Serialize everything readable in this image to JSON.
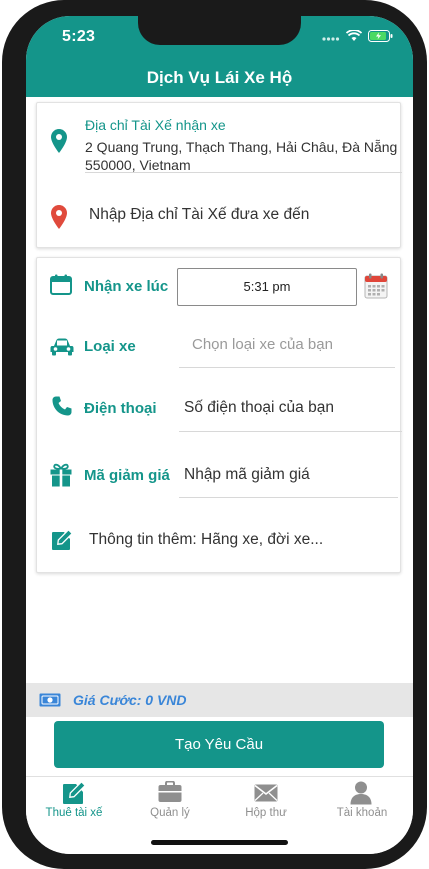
{
  "status": {
    "time": "5:23"
  },
  "header": {
    "title": "Dịch Vụ Lái Xe Hộ"
  },
  "pickup": {
    "label": "Địa chỉ Tài Xế nhận xe",
    "address": "2 Quang Trung, Thạch Thang, Hải Châu, Đà Nẵng 550000, Vietnam"
  },
  "dropoff": {
    "placeholder": "Nhập Địa chỉ Tài Xế đưa xe đến"
  },
  "form": {
    "pickup_time_label": "Nhận xe lúc",
    "pickup_time_value": "5:31 pm",
    "car_type_label": "Loại xe",
    "car_type_placeholder": "Chọn loại xe của bạn",
    "phone_label": "Điện thoại",
    "phone_placeholder": "Số điện thoại của bạn",
    "promo_label": "Mã giảm giá",
    "promo_placeholder": "Nhập mã giảm giá",
    "notes_placeholder": "Thông tin thêm: Hãng xe, đời xe..."
  },
  "price": {
    "text": "Giá Cước: 0 VND"
  },
  "cta": {
    "label": "Tạo Yêu Cầu"
  },
  "tabs": [
    {
      "label": "Thuê tài xế",
      "icon": "edit-icon",
      "active": true
    },
    {
      "label": "Quản lý",
      "icon": "briefcase-icon",
      "active": false
    },
    {
      "label": "Hộp thư",
      "icon": "mail-icon",
      "active": false
    },
    {
      "label": "Tài khoản",
      "icon": "user-icon",
      "active": false
    }
  ],
  "colors": {
    "primary": "#14958a",
    "price": "#3a86d8",
    "pin_red": "#e04a3c"
  }
}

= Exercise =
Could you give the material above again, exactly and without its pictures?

= Solution below =
Serialize everything readable in this image to JSON.
{
  "status": {
    "time": "5:23"
  },
  "header": {
    "title": "Dịch Vụ Lái Xe Hộ"
  },
  "pickup": {
    "label": "Địa chỉ Tài Xế nhận xe",
    "address": "2 Quang Trung, Thạch Thang, Hải Châu, Đà Nẵng 550000, Vietnam"
  },
  "dropoff": {
    "placeholder": "Nhập Địa chỉ Tài Xế đưa xe đến"
  },
  "form": {
    "pickup_time_label": "Nhận xe lúc",
    "pickup_time_value": "5:31 pm",
    "car_type_label": "Loại xe",
    "car_type_placeholder": "Chọn loại xe của bạn",
    "phone_label": "Điện thoại",
    "phone_placeholder": "Số điện thoại của bạn",
    "promo_label": "Mã giảm giá",
    "promo_placeholder": "Nhập mã giảm giá",
    "notes_placeholder": "Thông tin thêm: Hãng xe, đời xe..."
  },
  "price": {
    "text": "Giá Cước: 0 VND"
  },
  "cta": {
    "label": "Tạo Yêu Cầu"
  },
  "tabs": [
    {
      "label": "Thuê tài xế",
      "icon": "edit-icon",
      "active": true
    },
    {
      "label": "Quản lý",
      "icon": "briefcase-icon",
      "active": false
    },
    {
      "label": "Hộp thư",
      "icon": "mail-icon",
      "active": false
    },
    {
      "label": "Tài khoản",
      "icon": "user-icon",
      "active": false
    }
  ],
  "colors": {
    "primary": "#14958a",
    "price": "#3a86d8",
    "pin_red": "#e04a3c"
  }
}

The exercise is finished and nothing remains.